Shaft: Richard Roundtree at the Virginia Film Festival

Richard Roundtree at UVA
After a screening of the 1971 Gordon Parks film, Shaft, at the 2014 Virginia Film Festival, actor Richard Roundtree (who created the role of detective John Shaft) was interviewed by University of Virginia historian John Mason, who also fielded questions for Roundtree from the audience.

Although Roundtree is rightly associated with Shaft -- he also starred in the sequels Shaft's Big Score and Shaft in Africa, as well as a TV series of the same name -- his TV credits include Roots, A Different World, Fresh Prince of Bel Air, and Desperate Housewives, while his film roles have included turns in Earthquake, Killpoint, Se7en (with Brad Pitt and Morgan Freeman), and Young Warriors, among others.

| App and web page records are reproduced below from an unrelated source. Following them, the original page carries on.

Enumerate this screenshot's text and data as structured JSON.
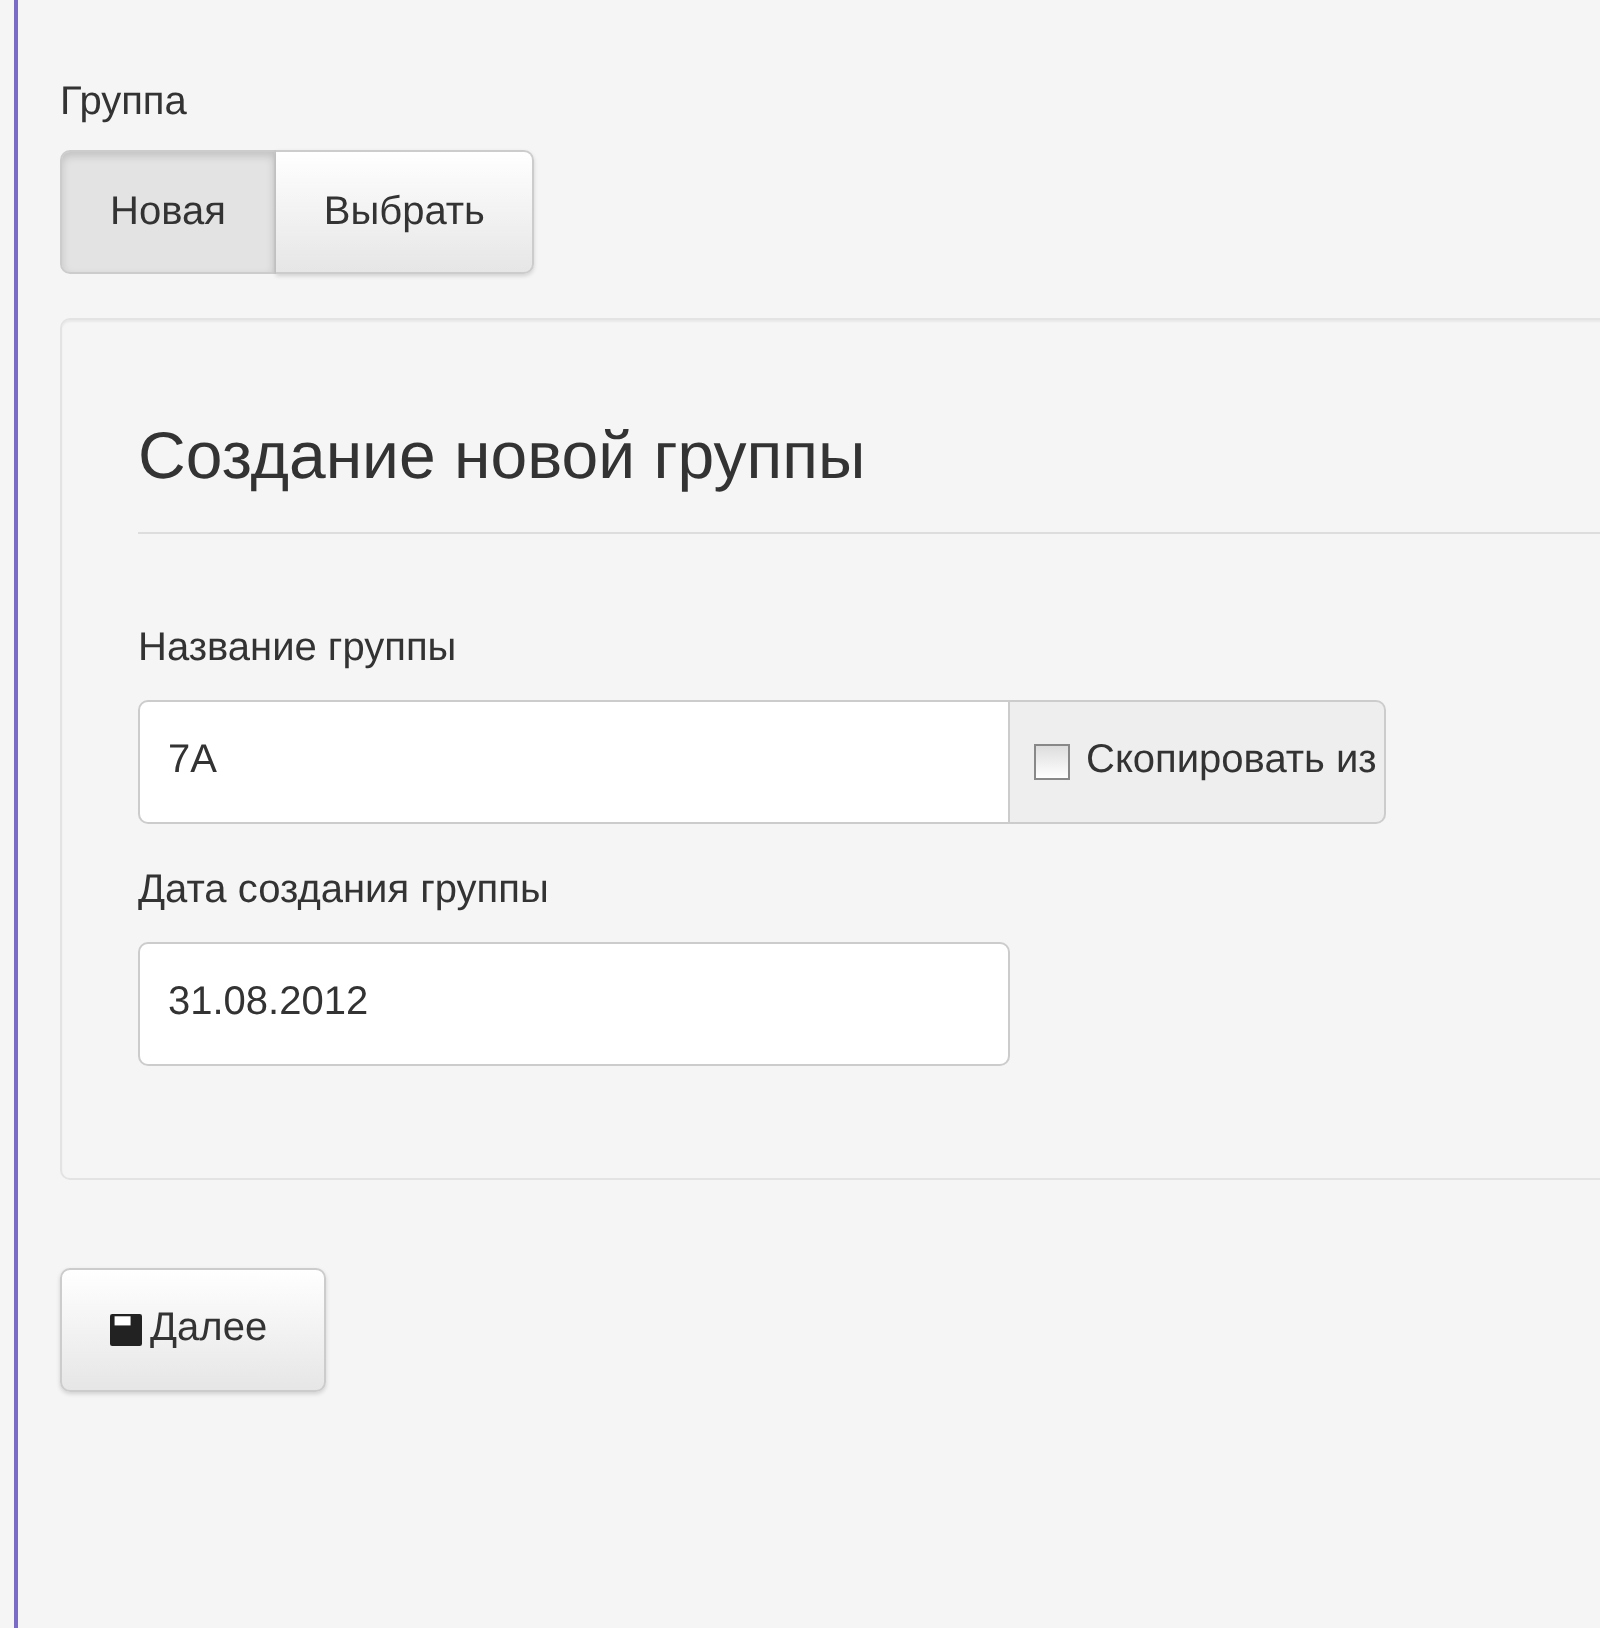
{
  "group_label": "Группа",
  "mode_buttons": [
    {
      "label": "Новая",
      "selected": true
    },
    {
      "label": "Выбрать",
      "selected": false
    }
  ],
  "panel": {
    "title": "Создание новой группы",
    "name_field": {
      "label": "Название группы",
      "value": "7A",
      "addon": {
        "label": "Скопировать из",
        "checked": false
      }
    },
    "date_field": {
      "label": "Дата создания группы",
      "value": "31.08.2012"
    }
  },
  "next_button": {
    "label": "Далее"
  }
}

For those unfamiliar with the film -- which has been unfairly included as part of the 1970s' "Blaxploitation" genre -- one of the synopses on IMDB explains:
Private detective John Shaft is hired by Harlem mobster Bumpy Jonas to find his kidnapped daughter. Bumpy has no idea who might have taken her but isn't as forthcoming as he could be about his situation. When his first lead peters out - he thought it might be Black power advocates who took the girl - he acts on information from NYPD Lt. Vic Androzzi that outside mobsters are in town and might be trying to take over various illegal businesses in Harlem.
This conversation took place in UVA's Culbreth Theater on the opening night of this year's Virginia Film Festival, coincident with the November 6 world premiere of Big Stone Gap at the Paramount Theater downtown. 

The screening and ensuing discussion also coincided with an exhibition of Gordon Parks photographs at the University of Virginia's Fralin Museum of Art, which Mason and Roundtree viewed earlier in the day.


Roundtree talked about making the film in a wintry New York, the value of the film's music score (by Isaac Hayes, who won an Academy Award for the theme song), and advice for young actors getting their start in show business.

Sadly, my camera's battery died about five minutes before the discussion ended, but the bulk of it is preserved in this 35 minute video clip.